STATEN ISLAND — A man who choked his wife's 2-month-old Chihuahua before throwing it into a wall, causing the pooch to be euthanized for its injuries, has been found guilty of animal cruelty, officials said.

Jerry Moore, 39, was convicted after a week-long trial on charges of torturing his wife's dog, Bambi, and faces between two to four years in prison, District Attorney Michael McMahon announced.

"This defendant mercilessly abused a defenseless puppy named Bambi over several weeks, causing such severe injuries that a veterinarian was forced to euthanize the two-month old Chihuahua," McMahon said in a statement. "Today’s top-count felony conviction holds Mr. Moore accountable for his brutal actions and ensures that he will be put behind bars."

On March 12, 2016 Moore strangled the 2-pound puppy, then threw her into a wall of their Jersey Street apartment on March 23, prosecutors said.

Moore also threatened his wife and told her to "watch what she says to the police," according to the DA's office.

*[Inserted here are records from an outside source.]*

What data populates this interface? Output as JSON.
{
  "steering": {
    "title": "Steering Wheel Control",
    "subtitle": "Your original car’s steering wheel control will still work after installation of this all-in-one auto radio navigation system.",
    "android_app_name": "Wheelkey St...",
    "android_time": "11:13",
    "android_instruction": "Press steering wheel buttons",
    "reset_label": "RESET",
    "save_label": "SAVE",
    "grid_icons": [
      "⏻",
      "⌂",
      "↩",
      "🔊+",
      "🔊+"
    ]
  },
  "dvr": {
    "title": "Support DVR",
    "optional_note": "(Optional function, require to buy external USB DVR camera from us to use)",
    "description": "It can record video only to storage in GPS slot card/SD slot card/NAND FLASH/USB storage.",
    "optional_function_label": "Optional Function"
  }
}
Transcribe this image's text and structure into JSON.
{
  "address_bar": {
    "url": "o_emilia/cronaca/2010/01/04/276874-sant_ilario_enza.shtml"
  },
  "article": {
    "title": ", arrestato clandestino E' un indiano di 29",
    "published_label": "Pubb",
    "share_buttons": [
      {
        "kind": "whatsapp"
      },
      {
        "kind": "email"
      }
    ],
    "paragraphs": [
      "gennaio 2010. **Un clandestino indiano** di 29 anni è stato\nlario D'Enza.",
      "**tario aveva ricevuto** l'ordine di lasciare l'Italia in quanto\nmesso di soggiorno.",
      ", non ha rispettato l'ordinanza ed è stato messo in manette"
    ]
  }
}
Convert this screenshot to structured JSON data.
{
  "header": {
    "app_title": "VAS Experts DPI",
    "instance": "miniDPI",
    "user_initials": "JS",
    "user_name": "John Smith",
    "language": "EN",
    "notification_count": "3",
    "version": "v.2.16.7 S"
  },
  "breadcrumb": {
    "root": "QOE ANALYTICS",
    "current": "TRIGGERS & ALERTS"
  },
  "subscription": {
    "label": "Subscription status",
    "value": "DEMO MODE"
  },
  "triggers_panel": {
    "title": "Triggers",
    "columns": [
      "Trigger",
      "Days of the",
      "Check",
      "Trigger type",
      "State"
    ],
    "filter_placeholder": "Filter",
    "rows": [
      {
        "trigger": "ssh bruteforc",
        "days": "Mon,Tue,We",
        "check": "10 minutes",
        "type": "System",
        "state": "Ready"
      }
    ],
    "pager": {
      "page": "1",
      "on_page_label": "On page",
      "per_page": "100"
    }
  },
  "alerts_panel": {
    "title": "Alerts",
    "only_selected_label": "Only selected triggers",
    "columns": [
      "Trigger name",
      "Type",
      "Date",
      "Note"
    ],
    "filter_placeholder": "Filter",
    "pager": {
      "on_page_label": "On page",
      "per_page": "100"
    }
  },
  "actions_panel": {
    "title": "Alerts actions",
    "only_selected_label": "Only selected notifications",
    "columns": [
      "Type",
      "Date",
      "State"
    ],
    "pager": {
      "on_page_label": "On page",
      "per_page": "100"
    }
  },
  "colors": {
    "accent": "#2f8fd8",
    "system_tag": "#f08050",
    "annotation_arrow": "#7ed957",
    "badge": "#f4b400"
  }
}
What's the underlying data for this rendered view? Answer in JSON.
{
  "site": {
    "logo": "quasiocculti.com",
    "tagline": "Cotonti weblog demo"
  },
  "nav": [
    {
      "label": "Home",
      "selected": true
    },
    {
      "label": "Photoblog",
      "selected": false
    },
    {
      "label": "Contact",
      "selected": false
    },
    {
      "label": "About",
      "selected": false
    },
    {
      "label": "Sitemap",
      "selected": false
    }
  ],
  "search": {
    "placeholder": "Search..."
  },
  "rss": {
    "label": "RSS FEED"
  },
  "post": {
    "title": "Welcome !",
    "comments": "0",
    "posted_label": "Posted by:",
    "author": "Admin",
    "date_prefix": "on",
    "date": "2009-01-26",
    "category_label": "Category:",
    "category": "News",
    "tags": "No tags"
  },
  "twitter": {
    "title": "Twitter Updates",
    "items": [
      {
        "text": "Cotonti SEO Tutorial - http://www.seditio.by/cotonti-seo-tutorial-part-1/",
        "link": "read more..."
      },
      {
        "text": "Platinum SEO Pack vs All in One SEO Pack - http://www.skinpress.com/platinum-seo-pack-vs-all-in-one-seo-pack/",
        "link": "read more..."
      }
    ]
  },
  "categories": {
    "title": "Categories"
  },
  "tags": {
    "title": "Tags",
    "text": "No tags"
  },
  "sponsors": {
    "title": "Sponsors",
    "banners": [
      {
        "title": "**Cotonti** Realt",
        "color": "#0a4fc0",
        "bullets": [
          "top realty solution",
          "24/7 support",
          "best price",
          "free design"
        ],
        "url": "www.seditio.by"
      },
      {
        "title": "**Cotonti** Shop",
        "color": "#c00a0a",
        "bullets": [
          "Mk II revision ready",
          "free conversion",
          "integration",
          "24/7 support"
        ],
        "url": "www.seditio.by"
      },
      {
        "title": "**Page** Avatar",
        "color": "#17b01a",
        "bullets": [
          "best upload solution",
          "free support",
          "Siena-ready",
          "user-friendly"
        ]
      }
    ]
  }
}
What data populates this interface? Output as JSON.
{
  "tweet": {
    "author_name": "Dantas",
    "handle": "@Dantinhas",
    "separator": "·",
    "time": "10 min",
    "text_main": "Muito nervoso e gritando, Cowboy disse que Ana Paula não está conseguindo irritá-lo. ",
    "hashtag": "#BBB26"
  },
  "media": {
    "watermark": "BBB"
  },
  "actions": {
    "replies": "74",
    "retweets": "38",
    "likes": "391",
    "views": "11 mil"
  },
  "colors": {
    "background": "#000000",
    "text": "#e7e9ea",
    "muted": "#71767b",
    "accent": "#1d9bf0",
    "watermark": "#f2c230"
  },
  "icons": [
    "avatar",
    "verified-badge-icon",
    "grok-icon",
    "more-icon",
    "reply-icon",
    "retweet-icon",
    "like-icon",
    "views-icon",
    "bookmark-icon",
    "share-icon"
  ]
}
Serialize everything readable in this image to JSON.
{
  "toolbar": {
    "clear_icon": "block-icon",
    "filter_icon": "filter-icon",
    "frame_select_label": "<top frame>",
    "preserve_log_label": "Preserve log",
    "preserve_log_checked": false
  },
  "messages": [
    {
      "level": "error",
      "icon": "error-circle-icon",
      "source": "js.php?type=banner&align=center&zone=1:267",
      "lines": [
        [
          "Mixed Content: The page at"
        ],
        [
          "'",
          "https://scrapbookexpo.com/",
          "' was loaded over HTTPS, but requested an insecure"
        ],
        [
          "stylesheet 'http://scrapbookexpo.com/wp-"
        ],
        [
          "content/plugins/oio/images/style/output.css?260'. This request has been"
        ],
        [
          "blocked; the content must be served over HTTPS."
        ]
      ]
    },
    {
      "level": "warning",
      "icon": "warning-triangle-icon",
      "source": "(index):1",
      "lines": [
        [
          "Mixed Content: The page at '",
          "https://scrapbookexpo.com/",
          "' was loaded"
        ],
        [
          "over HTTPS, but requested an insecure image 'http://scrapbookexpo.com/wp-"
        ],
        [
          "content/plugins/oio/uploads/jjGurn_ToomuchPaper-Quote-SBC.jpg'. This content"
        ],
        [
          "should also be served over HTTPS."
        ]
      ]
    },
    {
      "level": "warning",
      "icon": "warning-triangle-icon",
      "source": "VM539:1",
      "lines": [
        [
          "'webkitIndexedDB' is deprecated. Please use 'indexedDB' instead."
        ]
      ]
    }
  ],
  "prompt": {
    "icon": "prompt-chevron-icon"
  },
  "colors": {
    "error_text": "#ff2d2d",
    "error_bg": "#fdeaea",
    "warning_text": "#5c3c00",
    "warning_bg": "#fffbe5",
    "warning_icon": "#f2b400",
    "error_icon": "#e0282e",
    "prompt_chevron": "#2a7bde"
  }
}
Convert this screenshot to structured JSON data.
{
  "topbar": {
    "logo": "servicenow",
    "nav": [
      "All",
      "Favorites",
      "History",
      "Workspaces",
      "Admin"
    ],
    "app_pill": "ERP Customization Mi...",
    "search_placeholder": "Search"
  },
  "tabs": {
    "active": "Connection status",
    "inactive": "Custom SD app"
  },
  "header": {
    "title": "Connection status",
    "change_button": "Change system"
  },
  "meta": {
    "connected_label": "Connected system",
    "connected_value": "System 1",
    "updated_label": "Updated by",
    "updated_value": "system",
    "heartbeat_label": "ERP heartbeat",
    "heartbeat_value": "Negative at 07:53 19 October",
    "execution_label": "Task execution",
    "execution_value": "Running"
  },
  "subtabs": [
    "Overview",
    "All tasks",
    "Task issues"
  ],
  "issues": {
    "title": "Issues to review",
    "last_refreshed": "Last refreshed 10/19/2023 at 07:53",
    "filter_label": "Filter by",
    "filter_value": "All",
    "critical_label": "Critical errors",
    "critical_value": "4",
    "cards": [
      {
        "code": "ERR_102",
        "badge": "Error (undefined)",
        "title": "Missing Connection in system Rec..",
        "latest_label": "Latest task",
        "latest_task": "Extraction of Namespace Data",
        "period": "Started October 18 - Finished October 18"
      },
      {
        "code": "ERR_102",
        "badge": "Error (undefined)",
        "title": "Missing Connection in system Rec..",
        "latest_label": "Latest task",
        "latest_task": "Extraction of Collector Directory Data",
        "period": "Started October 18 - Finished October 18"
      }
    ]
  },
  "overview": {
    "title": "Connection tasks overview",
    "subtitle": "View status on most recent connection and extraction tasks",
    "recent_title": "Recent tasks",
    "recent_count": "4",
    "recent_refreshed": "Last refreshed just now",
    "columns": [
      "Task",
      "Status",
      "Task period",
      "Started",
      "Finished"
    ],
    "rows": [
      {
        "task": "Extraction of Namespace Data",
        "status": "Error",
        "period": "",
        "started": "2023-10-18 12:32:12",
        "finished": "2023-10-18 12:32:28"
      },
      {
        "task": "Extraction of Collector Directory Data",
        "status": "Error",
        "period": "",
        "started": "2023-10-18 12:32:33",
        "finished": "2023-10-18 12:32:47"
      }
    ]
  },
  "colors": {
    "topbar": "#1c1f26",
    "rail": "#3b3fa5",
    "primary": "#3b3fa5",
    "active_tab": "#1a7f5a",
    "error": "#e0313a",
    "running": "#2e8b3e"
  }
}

Moore's wife said she left the apartment on March 24, 2016, Bambi was in good health, but when she returned found Bambi crying and unable to move.

She took the dog to a veterinarian to be treated for a brain injury but Bambi had to euthanized on March 26, prosecutors said.

The ASPCA later determined the cause of death to be traumatic brain injury as a result of blunt force trauma.

During this time period, Moore was also in violation of an full order of protection against his wife.

He was convicted for aggravated cruelty to animals, criminal contempt and overdriving, torturing and injuring animals on Wednesday. He's scheduled to be sentenced April 26.

Last year, McMahon partnered with the NYPD and ASPCA to open a dedicated unit to prosecute animal abusers, who he said are five times more likely to commit other violent crimes in the future.